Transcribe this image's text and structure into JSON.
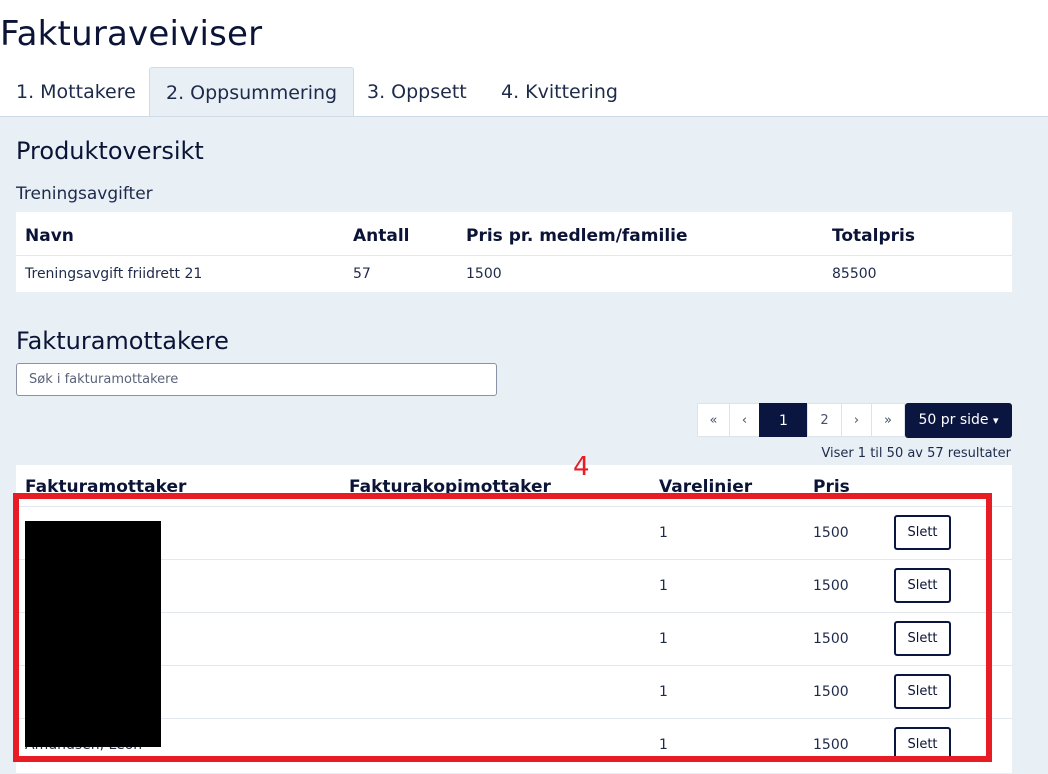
{
  "page": {
    "title": "Fakturaveiviser"
  },
  "tabs": [
    {
      "label": "1. Mottakere",
      "active": false
    },
    {
      "label": "2. Oppsummering",
      "active": true
    },
    {
      "label": "3. Oppsett",
      "active": false
    },
    {
      "label": "4. Kvittering",
      "active": false
    }
  ],
  "products": {
    "heading": "Produktoversikt",
    "group_label": "Treningsavgifter",
    "columns": [
      "Navn",
      "Antall",
      "Pris pr. medlem/familie",
      "Totalpris"
    ],
    "rows": [
      [
        "Treningsavgift friidrett 21",
        "57",
        "1500",
        "85500"
      ]
    ]
  },
  "recipients": {
    "heading": "Fakturamottakere",
    "search_placeholder": "Søk i fakturamottakere",
    "pagination": {
      "first": "«",
      "prev": "‹",
      "pages": [
        "1",
        "2"
      ],
      "current_page": "1",
      "next": "›",
      "last": "»",
      "per_page_label": "50 pr side",
      "per_page_caret": "▾"
    },
    "result_text": "Viser 1 til 50 av 57 resultater",
    "columns": [
      "Fakturamottaker",
      "Fakturakopimottaker",
      "Varelinier",
      "Pris"
    ],
    "delete_label": "Slett",
    "rows": [
      {
        "name": "",
        "copy": "",
        "lines": "1",
        "price": "1500"
      },
      {
        "name": "",
        "copy": "",
        "lines": "1",
        "price": "1500"
      },
      {
        "name": "",
        "copy": "",
        "lines": "1",
        "price": "1500"
      },
      {
        "name": "",
        "copy": "",
        "lines": "1",
        "price": "1500"
      },
      {
        "name": "Amundsen, Leon",
        "copy": "",
        "lines": "1",
        "price": "1500"
      }
    ]
  },
  "annotation": {
    "label": "4",
    "color": "#e81c25"
  },
  "colors": {
    "navy": "#0b1640",
    "panel_bg": "#e8f0f6",
    "annotation_red": "#e81c25"
  }
}
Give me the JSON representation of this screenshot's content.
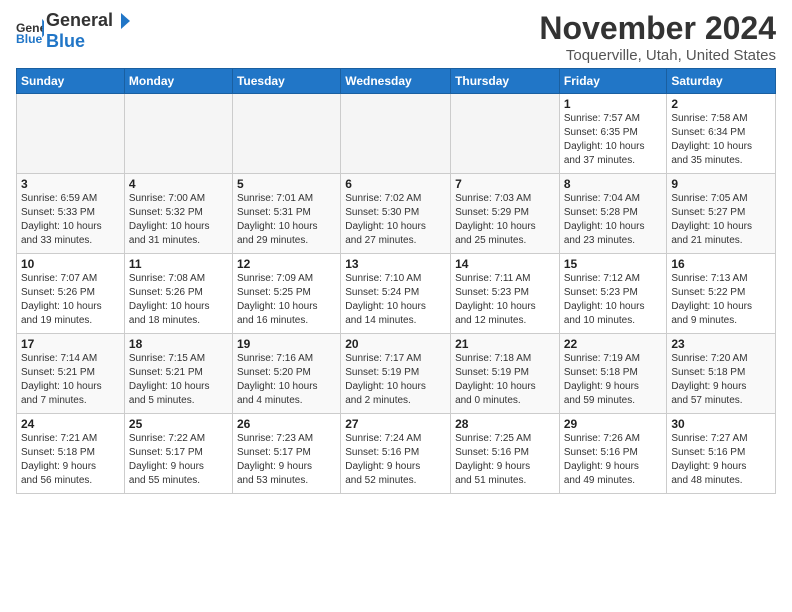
{
  "header": {
    "logo_general": "General",
    "logo_blue": "Blue",
    "month_year": "November 2024",
    "location": "Toquerville, Utah, United States"
  },
  "days_of_week": [
    "Sunday",
    "Monday",
    "Tuesday",
    "Wednesday",
    "Thursday",
    "Friday",
    "Saturday"
  ],
  "weeks": [
    [
      {
        "day": "",
        "info": ""
      },
      {
        "day": "",
        "info": ""
      },
      {
        "day": "",
        "info": ""
      },
      {
        "day": "",
        "info": ""
      },
      {
        "day": "",
        "info": ""
      },
      {
        "day": "1",
        "info": "Sunrise: 7:57 AM\nSunset: 6:35 PM\nDaylight: 10 hours\nand 37 minutes."
      },
      {
        "day": "2",
        "info": "Sunrise: 7:58 AM\nSunset: 6:34 PM\nDaylight: 10 hours\nand 35 minutes."
      }
    ],
    [
      {
        "day": "3",
        "info": "Sunrise: 6:59 AM\nSunset: 5:33 PM\nDaylight: 10 hours\nand 33 minutes."
      },
      {
        "day": "4",
        "info": "Sunrise: 7:00 AM\nSunset: 5:32 PM\nDaylight: 10 hours\nand 31 minutes."
      },
      {
        "day": "5",
        "info": "Sunrise: 7:01 AM\nSunset: 5:31 PM\nDaylight: 10 hours\nand 29 minutes."
      },
      {
        "day": "6",
        "info": "Sunrise: 7:02 AM\nSunset: 5:30 PM\nDaylight: 10 hours\nand 27 minutes."
      },
      {
        "day": "7",
        "info": "Sunrise: 7:03 AM\nSunset: 5:29 PM\nDaylight: 10 hours\nand 25 minutes."
      },
      {
        "day": "8",
        "info": "Sunrise: 7:04 AM\nSunset: 5:28 PM\nDaylight: 10 hours\nand 23 minutes."
      },
      {
        "day": "9",
        "info": "Sunrise: 7:05 AM\nSunset: 5:27 PM\nDaylight: 10 hours\nand 21 minutes."
      }
    ],
    [
      {
        "day": "10",
        "info": "Sunrise: 7:07 AM\nSunset: 5:26 PM\nDaylight: 10 hours\nand 19 minutes."
      },
      {
        "day": "11",
        "info": "Sunrise: 7:08 AM\nSunset: 5:26 PM\nDaylight: 10 hours\nand 18 minutes."
      },
      {
        "day": "12",
        "info": "Sunrise: 7:09 AM\nSunset: 5:25 PM\nDaylight: 10 hours\nand 16 minutes."
      },
      {
        "day": "13",
        "info": "Sunrise: 7:10 AM\nSunset: 5:24 PM\nDaylight: 10 hours\nand 14 minutes."
      },
      {
        "day": "14",
        "info": "Sunrise: 7:11 AM\nSunset: 5:23 PM\nDaylight: 10 hours\nand 12 minutes."
      },
      {
        "day": "15",
        "info": "Sunrise: 7:12 AM\nSunset: 5:23 PM\nDaylight: 10 hours\nand 10 minutes."
      },
      {
        "day": "16",
        "info": "Sunrise: 7:13 AM\nSunset: 5:22 PM\nDaylight: 10 hours\nand 9 minutes."
      }
    ],
    [
      {
        "day": "17",
        "info": "Sunrise: 7:14 AM\nSunset: 5:21 PM\nDaylight: 10 hours\nand 7 minutes."
      },
      {
        "day": "18",
        "info": "Sunrise: 7:15 AM\nSunset: 5:21 PM\nDaylight: 10 hours\nand 5 minutes."
      },
      {
        "day": "19",
        "info": "Sunrise: 7:16 AM\nSunset: 5:20 PM\nDaylight: 10 hours\nand 4 minutes."
      },
      {
        "day": "20",
        "info": "Sunrise: 7:17 AM\nSunset: 5:19 PM\nDaylight: 10 hours\nand 2 minutes."
      },
      {
        "day": "21",
        "info": "Sunrise: 7:18 AM\nSunset: 5:19 PM\nDaylight: 10 hours\nand 0 minutes."
      },
      {
        "day": "22",
        "info": "Sunrise: 7:19 AM\nSunset: 5:18 PM\nDaylight: 9 hours\nand 59 minutes."
      },
      {
        "day": "23",
        "info": "Sunrise: 7:20 AM\nSunset: 5:18 PM\nDaylight: 9 hours\nand 57 minutes."
      }
    ],
    [
      {
        "day": "24",
        "info": "Sunrise: 7:21 AM\nSunset: 5:18 PM\nDaylight: 9 hours\nand 56 minutes."
      },
      {
        "day": "25",
        "info": "Sunrise: 7:22 AM\nSunset: 5:17 PM\nDaylight: 9 hours\nand 55 minutes."
      },
      {
        "day": "26",
        "info": "Sunrise: 7:23 AM\nSunset: 5:17 PM\nDaylight: 9 hours\nand 53 minutes."
      },
      {
        "day": "27",
        "info": "Sunrise: 7:24 AM\nSunset: 5:16 PM\nDaylight: 9 hours\nand 52 minutes."
      },
      {
        "day": "28",
        "info": "Sunrise: 7:25 AM\nSunset: 5:16 PM\nDaylight: 9 hours\nand 51 minutes."
      },
      {
        "day": "29",
        "info": "Sunrise: 7:26 AM\nSunset: 5:16 PM\nDaylight: 9 hours\nand 49 minutes."
      },
      {
        "day": "30",
        "info": "Sunrise: 7:27 AM\nSunset: 5:16 PM\nDaylight: 9 hours\nand 48 minutes."
      }
    ]
  ]
}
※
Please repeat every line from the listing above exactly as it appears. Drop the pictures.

Response below:
Transcribe this image's text and structure into JSON.
{
  "page": {
    "title": "Fakturaveiviser"
  },
  "tabs": [
    {
      "label": "1. Mottakere",
      "active": false
    },
    {
      "label": "2. Oppsummering",
      "active": true
    },
    {
      "label": "3. Oppsett",
      "active": false
    },
    {
      "label": "4. Kvittering",
      "active": false
    }
  ],
  "products": {
    "heading": "Produktoversikt",
    "group_label": "Treningsavgifter",
    "columns": [
      "Navn",
      "Antall",
      "Pris pr. medlem/familie",
      "Totalpris"
    ],
    "rows": [
      [
        "Treningsavgift friidrett 21",
        "57",
        "1500",
        "85500"
      ]
    ]
  },
  "recipients": {
    "heading": "Fakturamottakere",
    "search_placeholder": "Søk i fakturamottakere",
    "pagination": {
      "first": "«",
      "prev": "‹",
      "pages": [
        "1",
        "2"
      ],
      "current_page": "1",
      "next": "›",
      "last": "»",
      "per_page_label": "50 pr side",
      "per_page_caret": "▾"
    },
    "result_text": "Viser 1 til 50 av 57 resultater",
    "columns": [
      "Fakturamottaker",
      "Fakturakopimottaker",
      "Varelinier",
      "Pris"
    ],
    "delete_label": "Slett",
    "rows": [
      {
        "name": "",
        "copy": "",
        "lines": "1",
        "price": "1500"
      },
      {
        "name": "",
        "copy": "",
        "lines": "1",
        "price": "1500"
      },
      {
        "name": "",
        "copy": "",
        "lines": "1",
        "price": "1500"
      },
      {
        "name": "",
        "copy": "",
        "lines": "1",
        "price": "1500"
      },
      {
        "name": "Amundsen, Leon",
        "copy": "",
        "lines": "1",
        "price": "1500"
      }
    ]
  },
  "annotation": {
    "label": "4",
    "color": "#e81c25"
  },
  "colors": {
    "navy": "#0b1640",
    "panel_bg": "#e8f0f6",
    "annotation_red": "#e81c25"
  }
}
Give me the JSON representation of this screenshot's content.
{
  "header": {
    "logo_general": "General",
    "logo_blue": "Blue",
    "month_year": "November 2024",
    "location": "Toquerville, Utah, United States"
  },
  "days_of_week": [
    "Sunday",
    "Monday",
    "Tuesday",
    "Wednesday",
    "Thursday",
    "Friday",
    "Saturday"
  ],
  "weeks": [
    [
      {
        "day": "",
        "info": ""
      },
      {
        "day": "",
        "info": ""
      },
      {
        "day": "",
        "info": ""
      },
      {
        "day": "",
        "info": ""
      },
      {
        "day": "",
        "info": ""
      },
      {
        "day": "1",
        "info": "Sunrise: 7:57 AM\nSunset: 6:35 PM\nDaylight: 10 hours\nand 37 minutes."
      },
      {
        "day": "2",
        "info": "Sunrise: 7:58 AM\nSunset: 6:34 PM\nDaylight: 10 hours\nand 35 minutes."
      }
    ],
    [
      {
        "day": "3",
        "info": "Sunrise: 6:59 AM\nSunset: 5:33 PM\nDaylight: 10 hours\nand 33 minutes."
      },
      {
        "day": "4",
        "info": "Sunrise: 7:00 AM\nSunset: 5:32 PM\nDaylight: 10 hours\nand 31 minutes."
      },
      {
        "day": "5",
        "info": "Sunrise: 7:01 AM\nSunset: 5:31 PM\nDaylight: 10 hours\nand 29 minutes."
      },
      {
        "day": "6",
        "info": "Sunrise: 7:02 AM\nSunset: 5:30 PM\nDaylight: 10 hours\nand 27 minutes."
      },
      {
        "day": "7",
        "info": "Sunrise: 7:03 AM\nSunset: 5:29 PM\nDaylight: 10 hours\nand 25 minutes."
      },
      {
        "day": "8",
        "info": "Sunrise: 7:04 AM\nSunset: 5:28 PM\nDaylight: 10 hours\nand 23 minutes."
      },
      {
        "day": "9",
        "info": "Sunrise: 7:05 AM\nSunset: 5:27 PM\nDaylight: 10 hours\nand 21 minutes."
      }
    ],
    [
      {
        "day": "10",
        "info": "Sunrise: 7:07 AM\nSunset: 5:26 PM\nDaylight: 10 hours\nand 19 minutes."
      },
      {
        "day": "11",
        "info": "Sunrise: 7:08 AM\nSunset: 5:26 PM\nDaylight: 10 hours\nand 18 minutes."
      },
      {
        "day": "12",
        "info": "Sunrise: 7:09 AM\nSunset: 5:25 PM\nDaylight: 10 hours\nand 16 minutes."
      },
      {
        "day": "13",
        "info": "Sunrise: 7:10 AM\nSunset: 5:24 PM\nDaylight: 10 hours\nand 14 minutes."
      },
      {
        "day": "14",
        "info": "Sunrise: 7:11 AM\nSunset: 5:23 PM\nDaylight: 10 hours\nand 12 minutes."
      },
      {
        "day": "15",
        "info": "Sunrise: 7:12 AM\nSunset: 5:23 PM\nDaylight: 10 hours\nand 10 minutes."
      },
      {
        "day": "16",
        "info": "Sunrise: 7:13 AM\nSunset: 5:22 PM\nDaylight: 10 hours\nand 9 minutes."
      }
    ],
    [
      {
        "day": "17",
        "info": "Sunrise: 7:14 AM\nSunset: 5:21 PM\nDaylight: 10 hours\nand 7 minutes."
      },
      {
        "day": "18",
        "info": "Sunrise: 7:15 AM\nSunset: 5:21 PM\nDaylight: 10 hours\nand 5 minutes."
      },
      {
        "day": "19",
        "info": "Sunrise: 7:16 AM\nSunset: 5:20 PM\nDaylight: 10 hours\nand 4 minutes."
      },
      {
        "day": "20",
        "info": "Sunrise: 7:17 AM\nSunset: 5:19 PM\nDaylight: 10 hours\nand 2 minutes."
      },
      {
        "day": "21",
        "info": "Sunrise: 7:18 AM\nSunset: 5:19 PM\nDaylight: 10 hours\nand 0 minutes."
      },
      {
        "day": "22",
        "info": "Sunrise: 7:19 AM\nSunset: 5:18 PM\nDaylight: 9 hours\nand 59 minutes."
      },
      {
        "day": "23",
        "info": "Sunrise: 7:20 AM\nSunset: 5:18 PM\nDaylight: 9 hours\nand 57 minutes."
      }
    ],
    [
      {
        "day": "24",
        "info": "Sunrise: 7:21 AM\nSunset: 5:18 PM\nDaylight: 9 hours\nand 56 minutes."
      },
      {
        "day": "25",
        "info": "Sunrise: 7:22 AM\nSunset: 5:17 PM\nDaylight: 9 hours\nand 55 minutes."
      },
      {
        "day": "26",
        "info": "Sunrise: 7:23 AM\nSunset: 5:17 PM\nDaylight: 9 hours\nand 53 minutes."
      },
      {
        "day": "27",
        "info": "Sunrise: 7:24 AM\nSunset: 5:16 PM\nDaylight: 9 hours\nand 52 minutes."
      },
      {
        "day": "28",
        "info": "Sunrise: 7:25 AM\nSunset: 5:16 PM\nDaylight: 9 hours\nand 51 minutes."
      },
      {
        "day": "29",
        "info": "Sunrise: 7:26 AM\nSunset: 5:16 PM\nDaylight: 9 hours\nand 49 minutes."
      },
      {
        "day": "30",
        "info": "Sunrise: 7:27 AM\nSunset: 5:16 PM\nDaylight: 9 hours\nand 48 minutes."
      }
    ]
  ]
}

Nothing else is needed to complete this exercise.